The Future of Video Processing for Commercial Premises

While most businesses in the UK have some kind of security system set up, these are still fairly basic at least when it comes to analysing the footage recorded by the company’s CCTV cameras. Even though most modern systems have motion detectors within their cameras, this can still result in hundreds of hours recorded per month. All this data has to be dealt with in the right manner to get the most out of the commercial security system installed.

Our Current Methods

These days, footage is sent back to a DVR or PC where it is stored and later looked at. For larger companies, this will all be sent off to a central facility where the footage will sit, untouched, on their servers until a day when it is finally needed.
The problem with this process is that this footage takes up a lot of hard disk space. This is especially true since the video taken must be of sufficiently high quality so as to make out exactly what has happened, who was involved and what the results were.
In some cases, we’re storing this footage for even less than that. Businesses can utilise their CCTV footage to determine when someone entered a certain zone, how long they stayed for, etc. Again, this is an awful lot of data to be stored without really being worth it in terms of information being provided.

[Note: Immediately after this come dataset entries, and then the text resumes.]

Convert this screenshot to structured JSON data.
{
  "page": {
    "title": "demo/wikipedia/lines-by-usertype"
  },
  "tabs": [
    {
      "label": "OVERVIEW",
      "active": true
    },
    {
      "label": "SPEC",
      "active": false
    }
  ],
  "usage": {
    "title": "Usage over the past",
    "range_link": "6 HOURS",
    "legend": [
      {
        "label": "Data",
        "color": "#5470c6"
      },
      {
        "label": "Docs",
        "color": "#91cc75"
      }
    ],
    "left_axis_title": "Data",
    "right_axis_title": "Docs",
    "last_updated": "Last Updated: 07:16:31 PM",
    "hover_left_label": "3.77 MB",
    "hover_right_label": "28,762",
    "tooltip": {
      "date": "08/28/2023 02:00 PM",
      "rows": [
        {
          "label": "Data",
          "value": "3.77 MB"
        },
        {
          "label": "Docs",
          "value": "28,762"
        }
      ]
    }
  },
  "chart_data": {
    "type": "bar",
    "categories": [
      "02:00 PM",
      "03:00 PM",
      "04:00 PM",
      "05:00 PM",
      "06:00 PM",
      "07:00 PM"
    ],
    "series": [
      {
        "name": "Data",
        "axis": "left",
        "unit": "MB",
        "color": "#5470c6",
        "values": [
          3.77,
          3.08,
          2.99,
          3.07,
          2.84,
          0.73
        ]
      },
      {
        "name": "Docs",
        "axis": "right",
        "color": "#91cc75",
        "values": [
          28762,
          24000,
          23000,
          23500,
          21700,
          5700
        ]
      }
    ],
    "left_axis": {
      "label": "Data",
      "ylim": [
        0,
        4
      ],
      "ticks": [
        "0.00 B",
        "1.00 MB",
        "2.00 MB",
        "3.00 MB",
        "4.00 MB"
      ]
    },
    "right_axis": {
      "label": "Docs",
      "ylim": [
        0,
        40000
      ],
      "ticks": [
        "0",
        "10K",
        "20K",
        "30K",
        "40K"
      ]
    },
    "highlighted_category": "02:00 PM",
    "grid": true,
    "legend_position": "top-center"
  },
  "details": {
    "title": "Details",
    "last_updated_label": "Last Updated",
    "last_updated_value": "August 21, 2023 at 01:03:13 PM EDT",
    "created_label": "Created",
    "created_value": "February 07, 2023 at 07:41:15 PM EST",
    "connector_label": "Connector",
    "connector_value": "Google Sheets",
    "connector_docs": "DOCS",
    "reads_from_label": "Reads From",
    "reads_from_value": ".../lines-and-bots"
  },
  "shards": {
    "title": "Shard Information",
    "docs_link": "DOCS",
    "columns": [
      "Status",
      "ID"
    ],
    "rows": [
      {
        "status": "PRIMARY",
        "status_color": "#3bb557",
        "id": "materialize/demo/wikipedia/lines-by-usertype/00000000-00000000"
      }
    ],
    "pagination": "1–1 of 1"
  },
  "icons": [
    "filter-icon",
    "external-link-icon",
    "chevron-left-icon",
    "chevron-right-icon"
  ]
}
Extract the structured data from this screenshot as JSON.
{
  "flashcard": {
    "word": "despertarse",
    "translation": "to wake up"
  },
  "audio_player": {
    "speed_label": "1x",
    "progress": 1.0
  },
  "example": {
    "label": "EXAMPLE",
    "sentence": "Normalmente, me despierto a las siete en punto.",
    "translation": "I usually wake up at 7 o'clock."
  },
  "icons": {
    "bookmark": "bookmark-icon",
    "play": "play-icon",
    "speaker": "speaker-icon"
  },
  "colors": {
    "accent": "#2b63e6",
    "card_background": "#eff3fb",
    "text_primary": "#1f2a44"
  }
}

A Brighter FutureThe Future of Video Processing for Commercial Premises

Fortunately, technology is being developed to help us deal with this flood of data in a more efficient manner. Instead of sending the raw CCTV footage from our office security systems to the central facility, the cameras themselves can analyse the data at the source. With smart programming, we can train these devices to record the following information about the important parts of the video being taken:
What time did the person enter the shot?
Which way were they facing?
Were they standing, sitting or lying down?
Where did they move to afterwards?
As you can see, these details take up a smaller amount of data than raw footage while still supplying a great deal of information about what happened onsite. While this probably won’t be useful for legal proceedings after break-ins, industrial espionage, etc., what it is good for is commercial research and development.

Analyzing the Data

Once the smart chips have gathered these snippets of information, they can then be sent to the central processing facility where they can be stored and analysed without taking up hundreds of terabytes of space. They can also be used to measure staff or customer movement throughout the premises without infringing on the privacy of these individuals. In this way, the company can gather information about trends in their business and save themselves a lot of hassle with regards to both digital storage space and the confidentiality of their employees and clients. With the advancement of smarter CCTV cameras, this type of technology should be seen within businesses all over the world within the next few years.